*TASK TO COMPLETE*:
Make your reply a word-for-word repeat of the records.

*EXTRACTED RECORDS*:
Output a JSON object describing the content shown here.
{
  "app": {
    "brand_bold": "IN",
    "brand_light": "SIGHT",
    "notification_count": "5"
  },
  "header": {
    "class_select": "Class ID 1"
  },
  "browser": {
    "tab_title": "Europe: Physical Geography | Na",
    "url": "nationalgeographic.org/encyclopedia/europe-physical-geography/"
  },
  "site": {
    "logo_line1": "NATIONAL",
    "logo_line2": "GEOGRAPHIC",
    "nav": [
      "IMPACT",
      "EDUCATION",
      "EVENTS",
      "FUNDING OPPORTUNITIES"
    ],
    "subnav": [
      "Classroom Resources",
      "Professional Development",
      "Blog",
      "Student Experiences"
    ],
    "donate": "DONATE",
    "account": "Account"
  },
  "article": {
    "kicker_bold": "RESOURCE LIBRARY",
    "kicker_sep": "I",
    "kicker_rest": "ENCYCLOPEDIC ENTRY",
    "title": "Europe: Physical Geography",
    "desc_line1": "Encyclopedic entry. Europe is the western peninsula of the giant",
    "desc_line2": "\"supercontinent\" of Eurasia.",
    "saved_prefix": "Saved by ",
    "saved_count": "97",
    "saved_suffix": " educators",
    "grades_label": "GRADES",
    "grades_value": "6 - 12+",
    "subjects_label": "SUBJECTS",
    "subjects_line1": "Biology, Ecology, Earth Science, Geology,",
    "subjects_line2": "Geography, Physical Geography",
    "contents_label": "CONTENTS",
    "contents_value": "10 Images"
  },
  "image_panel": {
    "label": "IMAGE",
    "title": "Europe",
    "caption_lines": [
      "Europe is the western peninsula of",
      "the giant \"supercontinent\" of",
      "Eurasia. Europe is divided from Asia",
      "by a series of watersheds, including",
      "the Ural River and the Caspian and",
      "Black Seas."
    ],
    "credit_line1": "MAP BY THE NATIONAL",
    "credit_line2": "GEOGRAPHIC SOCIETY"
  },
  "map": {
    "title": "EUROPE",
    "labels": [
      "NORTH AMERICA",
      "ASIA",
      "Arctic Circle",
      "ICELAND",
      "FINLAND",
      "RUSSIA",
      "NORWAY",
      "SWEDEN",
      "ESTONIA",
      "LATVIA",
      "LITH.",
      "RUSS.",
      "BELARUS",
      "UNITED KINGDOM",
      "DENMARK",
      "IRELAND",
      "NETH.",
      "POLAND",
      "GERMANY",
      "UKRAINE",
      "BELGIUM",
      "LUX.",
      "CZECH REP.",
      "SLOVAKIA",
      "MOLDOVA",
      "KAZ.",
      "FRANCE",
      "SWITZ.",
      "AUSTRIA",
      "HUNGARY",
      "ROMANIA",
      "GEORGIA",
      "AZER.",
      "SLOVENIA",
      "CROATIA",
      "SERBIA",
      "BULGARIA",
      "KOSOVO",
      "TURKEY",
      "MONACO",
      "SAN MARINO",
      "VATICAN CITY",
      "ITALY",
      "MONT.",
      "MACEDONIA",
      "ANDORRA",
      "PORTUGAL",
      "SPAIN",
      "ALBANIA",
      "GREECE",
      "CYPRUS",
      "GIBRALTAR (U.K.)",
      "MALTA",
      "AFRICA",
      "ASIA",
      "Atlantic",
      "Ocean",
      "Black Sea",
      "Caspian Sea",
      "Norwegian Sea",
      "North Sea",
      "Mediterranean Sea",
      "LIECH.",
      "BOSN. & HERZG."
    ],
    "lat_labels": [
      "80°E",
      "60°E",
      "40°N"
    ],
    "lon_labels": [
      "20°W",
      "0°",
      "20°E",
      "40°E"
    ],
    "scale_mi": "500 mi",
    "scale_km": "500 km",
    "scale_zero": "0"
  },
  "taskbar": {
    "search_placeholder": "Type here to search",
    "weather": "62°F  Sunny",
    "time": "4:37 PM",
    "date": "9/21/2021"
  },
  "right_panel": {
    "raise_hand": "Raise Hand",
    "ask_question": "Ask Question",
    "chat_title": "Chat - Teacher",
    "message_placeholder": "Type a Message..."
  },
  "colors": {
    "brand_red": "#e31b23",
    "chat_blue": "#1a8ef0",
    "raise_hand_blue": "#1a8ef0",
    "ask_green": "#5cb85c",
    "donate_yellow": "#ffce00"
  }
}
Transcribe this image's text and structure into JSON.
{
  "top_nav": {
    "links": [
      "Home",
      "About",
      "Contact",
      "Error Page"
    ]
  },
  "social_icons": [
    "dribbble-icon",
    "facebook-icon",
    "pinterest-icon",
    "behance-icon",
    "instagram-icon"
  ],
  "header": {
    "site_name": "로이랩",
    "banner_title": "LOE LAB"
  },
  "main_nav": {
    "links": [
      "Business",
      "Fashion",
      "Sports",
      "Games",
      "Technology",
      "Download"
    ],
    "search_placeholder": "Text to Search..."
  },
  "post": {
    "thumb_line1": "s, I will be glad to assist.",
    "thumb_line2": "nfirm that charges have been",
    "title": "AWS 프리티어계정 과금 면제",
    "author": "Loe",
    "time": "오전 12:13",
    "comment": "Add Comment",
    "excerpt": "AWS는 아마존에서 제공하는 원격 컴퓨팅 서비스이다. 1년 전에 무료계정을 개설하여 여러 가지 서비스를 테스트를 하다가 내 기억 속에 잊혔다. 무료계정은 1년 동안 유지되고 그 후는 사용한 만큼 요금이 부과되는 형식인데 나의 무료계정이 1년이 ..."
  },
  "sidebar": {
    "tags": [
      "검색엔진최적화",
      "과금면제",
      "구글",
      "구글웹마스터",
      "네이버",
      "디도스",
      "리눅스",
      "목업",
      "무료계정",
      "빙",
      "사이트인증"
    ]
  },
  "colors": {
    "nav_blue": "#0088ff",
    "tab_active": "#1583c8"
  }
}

*SOLUTION FOR THIS EXERCISE*:
Output a JSON object describing the content shown here.
{
  "app": {
    "brand_bold": "IN",
    "brand_light": "SIGHT",
    "notification_count": "5"
  },
  "header": {
    "class_select": "Class ID 1"
  },
  "browser": {
    "tab_title": "Europe: Physical Geography | Na",
    "url": "nationalgeographic.org/encyclopedia/europe-physical-geography/"
  },
  "site": {
    "logo_line1": "NATIONAL",
    "logo_line2": "GEOGRAPHIC",
    "nav": [
      "IMPACT",
      "EDUCATION",
      "EVENTS",
      "FUNDING OPPORTUNITIES"
    ],
    "subnav": [
      "Classroom Resources",
      "Professional Development",
      "Blog",
      "Student Experiences"
    ],
    "donate": "DONATE",
    "account": "Account"
  },
  "article": {
    "kicker_bold": "RESOURCE LIBRARY",
    "kicker_sep": "I",
    "kicker_rest": "ENCYCLOPEDIC ENTRY",
    "title": "Europe: Physical Geography",
    "desc_line1": "Encyclopedic entry. Europe is the western peninsula of the giant",
    "desc_line2": "\"supercontinent\" of Eurasia.",
    "saved_prefix": "Saved by ",
    "saved_count": "97",
    "saved_suffix": " educators",
    "grades_label": "GRADES",
    "grades_value": "6 - 12+",
    "subjects_label": "SUBJECTS",
    "subjects_line1": "Biology, Ecology, Earth Science, Geology,",
    "subjects_line2": "Geography, Physical Geography",
    "contents_label": "CONTENTS",
    "contents_value": "10 Images"
  },
  "image_panel": {
    "label": "IMAGE",
    "title": "Europe",
    "caption_lines": [
      "Europe is the western peninsula of",
      "the giant \"supercontinent\" of",
      "Eurasia. Europe is divided from Asia",
      "by a series of watersheds, including",
      "the Ural River and the Caspian and",
      "Black Seas."
    ],
    "credit_line1": "MAP BY THE NATIONAL",
    "credit_line2": "GEOGRAPHIC SOCIETY"
  },
  "map": {
    "title": "EUROPE",
    "labels": [
      "NORTH AMERICA",
      "ASIA",
      "Arctic Circle",
      "ICELAND",
      "FINLAND",
      "RUSSIA",
      "NORWAY",
      "SWEDEN",
      "ESTONIA",
      "LATVIA",
      "LITH.",
      "RUSS.",
      "BELARUS",
      "UNITED KINGDOM",
      "DENMARK",
      "IRELAND",
      "NETH.",
      "POLAND",
      "GERMANY",
      "UKRAINE",
      "BELGIUM",
      "LUX.",
      "CZECH REP.",
      "SLOVAKIA",
      "MOLDOVA",
      "KAZ.",
      "FRANCE",
      "SWITZ.",
      "AUSTRIA",
      "HUNGARY",
      "ROMANIA",
      "GEORGIA",
      "AZER.",
      "SLOVENIA",
      "CROATIA",
      "SERBIA",
      "BULGARIA",
      "KOSOVO",
      "TURKEY",
      "MONACO",
      "SAN MARINO",
      "VATICAN CITY",
      "ITALY",
      "MONT.",
      "MACEDONIA",
      "ANDORRA",
      "PORTUGAL",
      "SPAIN",
      "ALBANIA",
      "GREECE",
      "CYPRUS",
      "GIBRALTAR (U.K.)",
      "MALTA",
      "AFRICA",
      "ASIA",
      "Atlantic",
      "Ocean",
      "Black Sea",
      "Caspian Sea",
      "Norwegian Sea",
      "North Sea",
      "Mediterranean Sea",
      "LIECH.",
      "BOSN. & HERZG."
    ],
    "lat_labels": [
      "80°E",
      "60°E",
      "40°N"
    ],
    "lon_labels": [
      "20°W",
      "0°",
      "20°E",
      "40°E"
    ],
    "scale_mi": "500 mi",
    "scale_km": "500 km",
    "scale_zero": "0"
  },
  "taskbar": {
    "search_placeholder": "Type here to search",
    "weather": "62°F  Sunny",
    "time": "4:37 PM",
    "date": "9/21/2021"
  },
  "right_panel": {
    "raise_hand": "Raise Hand",
    "ask_question": "Ask Question",
    "chat_title": "Chat - Teacher",
    "message_placeholder": "Type a Message..."
  },
  "colors": {
    "brand_red": "#e31b23",
    "chat_blue": "#1a8ef0",
    "raise_hand_blue": "#1a8ef0",
    "ask_green": "#5cb85c",
    "donate_yellow": "#ffce00"
  }
}
Transcribe this image's text and structure into JSON.
{
  "top_nav": {
    "links": [
      "Home",
      "About",
      "Contact",
      "Error Page"
    ]
  },
  "social_icons": [
    "dribbble-icon",
    "facebook-icon",
    "pinterest-icon",
    "behance-icon",
    "instagram-icon"
  ],
  "header": {
    "site_name": "로이랩",
    "banner_title": "LOE LAB"
  },
  "main_nav": {
    "links": [
      "Business",
      "Fashion",
      "Sports",
      "Games",
      "Technology",
      "Download"
    ],
    "search_placeholder": "Text to Search..."
  },
  "post": {
    "thumb_line1": "s, I will be glad to assist.",
    "thumb_line2": "nfirm that charges have been",
    "title": "AWS 프리티어계정 과금 면제",
    "author": "Loe",
    "time": "오전 12:13",
    "comment": "Add Comment",
    "excerpt": "AWS는 아마존에서 제공하는 원격 컴퓨팅 서비스이다. 1년 전에 무료계정을 개설하여 여러 가지 서비스를 테스트를 하다가 내 기억 속에 잊혔다. 무료계정은 1년 동안 유지되고 그 후는 사용한 만큼 요금이 부과되는 형식인데 나의 무료계정이 1년이 ..."
  },
  "sidebar": {
    "tags": [
      "검색엔진최적화",
      "과금면제",
      "구글",
      "구글웹마스터",
      "네이버",
      "디도스",
      "리눅스",
      "목업",
      "무료계정",
      "빙",
      "사이트인증"
    ]
  },
  "colors": {
    "nav_blue": "#0088ff",
    "tab_active": "#1583c8"
  }
}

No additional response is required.